If the gospel is only for the lost, the first question you should ask yourselfÂ while reading this is, “Why would Paul want to preach the gospel to the saints in Rome?”Â It must be that there is more to the gospel than just salvation. Just as Jesus is more than aÂ Savior, the gospel is more than a fire escape plan. “The just shall live by faith.”Â
Even so then at this present time also there is a remnant according to the election of grace. And if by grace, then is it no more of works: otherwise grace is no more grace. But if it be of works, then is it no more grace: otherwise work is no more work. Romans 11:5-6
You might think thatÂ the Bible is overstating its case here. But theÂ point must be made that grace and works are so diametrically opposed, and mankind so naturally wants to prove his own merit by working, that even this “redundancy” can not be considered an overstatement. Really, we are so works oriented that we must have this type of reminder often.Â
Moreover, brethren, I declare unto you the gospel which I preached unto you, which also ye have received, and wherein ye stand; 1 Corinthians 15:1
Here again, though the Corinthians had received the gospel already, they were also standing in the gospel. The gospel/grace was something they needed currently.
But by the grace of God I am what I am: and his grace which was bestowed upon me was not in vain; but I labored more abundantly than they all: yet not I, but the grace of God which was with me. 1 Corinthians 15:10
Paul says that he was what he was at that moment because of God’s grace. Grace/gospel was doing a continuing work in his life. He labored abundantly, but it wasn’t his labor, it was the grace of God.
For our rejoicing is this, the testimony of our conscience, that in simplicity and godly sincerity, not with fleshly wisdom, but by the grace of God, we have had our conversation in the world, and more abundantly to you-ward. 2 Corinthians 1:12
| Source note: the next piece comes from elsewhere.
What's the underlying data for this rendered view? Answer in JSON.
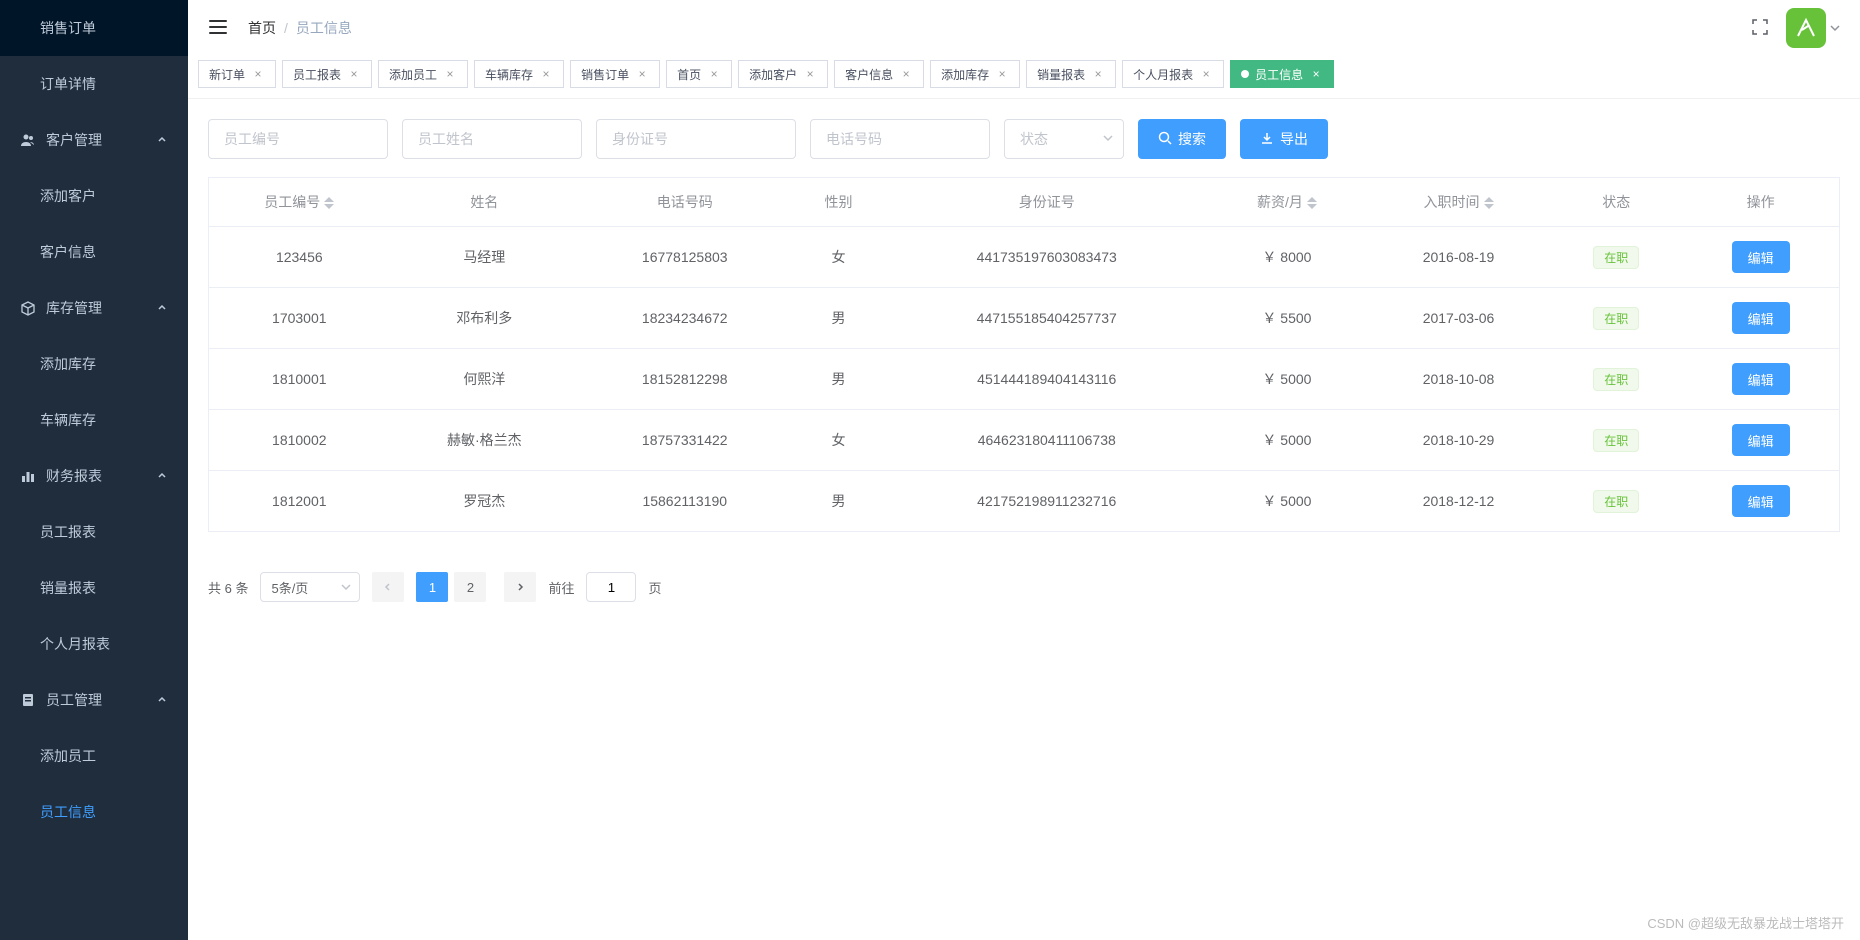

Paul’s conversation in the world (not just his justification) was by the grace of God.
Christ is become of no effect unto you, whosoever of you are justified by the law; ye are fallen from grace. Galatians 5:4
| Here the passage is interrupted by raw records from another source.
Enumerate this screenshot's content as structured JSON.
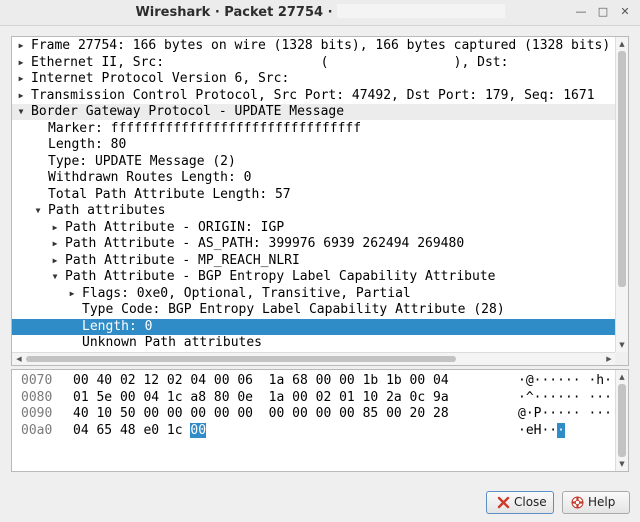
{
  "window": {
    "title": "Wireshark · Packet 27754 ·",
    "controls": [
      "minimize-icon",
      "maximize-icon",
      "close-icon"
    ]
  },
  "tree": {
    "rows": [
      {
        "text": "Frame 27754: 166 bytes on wire (1328 bits), 166 bytes captured (1328 bits)",
        "indent": 0,
        "arrow": "collapsed",
        "selected": false
      },
      {
        "text": "Ethernet II, Src:                    (                ), Dst:",
        "indent": 0,
        "arrow": "collapsed",
        "selected": false
      },
      {
        "text": "Internet Protocol Version 6, Src:",
        "indent": 0,
        "arrow": "collapsed",
        "selected": false
      },
      {
        "text": "Transmission Control Protocol, Src Port: 47492, Dst Port: 179, Seq: 1671",
        "indent": 0,
        "arrow": "collapsed",
        "selected": false
      },
      {
        "text": "Border Gateway Protocol - UPDATE Message",
        "indent": 0,
        "arrow": "expanded",
        "selected": false
      },
      {
        "text": "Marker: ffffffffffffffffffffffffffffffff",
        "indent": 1,
        "arrow": "none",
        "selected": false
      },
      {
        "text": "Length: 80",
        "indent": 1,
        "arrow": "none",
        "selected": false
      },
      {
        "text": "Type: UPDATE Message (2)",
        "indent": 1,
        "arrow": "none",
        "selected": false
      },
      {
        "text": "Withdrawn Routes Length: 0",
        "indent": 1,
        "arrow": "none",
        "selected": false
      },
      {
        "text": "Total Path Attribute Length: 57",
        "indent": 1,
        "arrow": "none",
        "selected": false
      },
      {
        "text": "Path attributes",
        "indent": 1,
        "arrow": "expanded",
        "selected": false
      },
      {
        "text": "Path Attribute - ORIGIN: IGP",
        "indent": 2,
        "arrow": "collapsed",
        "selected": false
      },
      {
        "text": "Path Attribute - AS_PATH: 399976 6939 262494 269480",
        "indent": 2,
        "arrow": "collapsed",
        "selected": false
      },
      {
        "text": "Path Attribute - MP_REACH_NLRI",
        "indent": 2,
        "arrow": "collapsed",
        "selected": false
      },
      {
        "text": "Path Attribute - BGP Entropy Label Capability Attribute",
        "indent": 2,
        "arrow": "expanded",
        "selected": false
      },
      {
        "text": "Flags: 0xe0, Optional, Transitive, Partial",
        "indent": 3,
        "arrow": "collapsed",
        "selected": false
      },
      {
        "text": "Type Code: BGP Entropy Label Capability Attribute (28)",
        "indent": 3,
        "arrow": "none",
        "selected": false
      },
      {
        "text": "Length: 0",
        "indent": 3,
        "arrow": "none",
        "selected": true
      },
      {
        "text": "Unknown Path attributes",
        "indent": 3,
        "arrow": "none",
        "selected": false
      }
    ]
  },
  "hex": {
    "lines": [
      {
        "offset": "0070",
        "bytes": "00 40 02 12 02 04 00 06  1a 68 00 00 1b 1b 00 04",
        "ascii": "·@······ ·h······",
        "hl_bytes": "",
        "hl_ascii": ""
      },
      {
        "offset": "0080",
        "bytes": "01 5e 00 04 1c a8 80 0e  1a 00 02 01 10 2a 0c 9a",
        "ascii": "·^······ ·····*··",
        "hl_bytes": "",
        "hl_ascii": ""
      },
      {
        "offset": "0090",
        "bytes": "40 10 50 00 00 00 00 00  00 00 00 00 85 00 20 28",
        "ascii": "@·P····· ······ (",
        "hl_bytes": "",
        "hl_ascii": ""
      },
      {
        "offset": "00a0",
        "bytes": "04 65 48 e0 1c ",
        "ascii": "·eH··",
        "hl_bytes": "00",
        "hl_ascii": "·"
      }
    ]
  },
  "buttons": {
    "close_label": "Close",
    "help_label": "Help"
  },
  "colors": {
    "selection": "#308cc6",
    "close_icon_red": "#d03a2b",
    "help_icon_red": "#c0392b"
  }
}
The Galatians were believers (1:2; 3:1-3; 3:26-27; 4:6-7; 5:1) yet they stood in peril of not living by grace. Of not living according to the gospel. If they were to apply the principles of justification by the law to their life, they would have fallen from living by grace or the gospel.
And God is able to make all grace abound toward you; that ye, always having all sufficiency in all things, may abound to every good work: being enriched in every thing to all bountifulness, which causeth through us thanksgiving to God. 2 Corinthians 9:8, 11
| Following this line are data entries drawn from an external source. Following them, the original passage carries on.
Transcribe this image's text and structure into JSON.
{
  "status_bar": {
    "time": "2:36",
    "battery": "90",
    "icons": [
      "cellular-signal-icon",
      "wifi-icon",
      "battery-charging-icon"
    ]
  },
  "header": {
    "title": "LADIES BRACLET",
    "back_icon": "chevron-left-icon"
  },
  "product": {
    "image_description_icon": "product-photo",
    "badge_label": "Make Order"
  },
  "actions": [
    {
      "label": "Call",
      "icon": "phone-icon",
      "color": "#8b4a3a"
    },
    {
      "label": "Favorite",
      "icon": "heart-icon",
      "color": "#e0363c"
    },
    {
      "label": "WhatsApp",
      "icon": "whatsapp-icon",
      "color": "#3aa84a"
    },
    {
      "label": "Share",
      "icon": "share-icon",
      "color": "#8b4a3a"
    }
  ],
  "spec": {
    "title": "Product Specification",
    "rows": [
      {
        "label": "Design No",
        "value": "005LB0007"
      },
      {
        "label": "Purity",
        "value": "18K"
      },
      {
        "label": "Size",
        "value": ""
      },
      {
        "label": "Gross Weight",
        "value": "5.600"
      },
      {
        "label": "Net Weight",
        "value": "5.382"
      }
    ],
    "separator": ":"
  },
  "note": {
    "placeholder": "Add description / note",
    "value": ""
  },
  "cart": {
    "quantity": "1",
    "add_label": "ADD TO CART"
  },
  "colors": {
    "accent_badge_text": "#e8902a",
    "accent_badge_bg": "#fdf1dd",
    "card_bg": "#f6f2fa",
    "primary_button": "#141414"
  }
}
Look at these phrases:
- all grace
- always having
- all sufficiency
- all things
- every good work
- every thing
- all bountifulness
Grace,Â or the gospel, should
affect change every single aspect of our lives. Nothing is outside the realm of the gospel. It changes is changing–everything!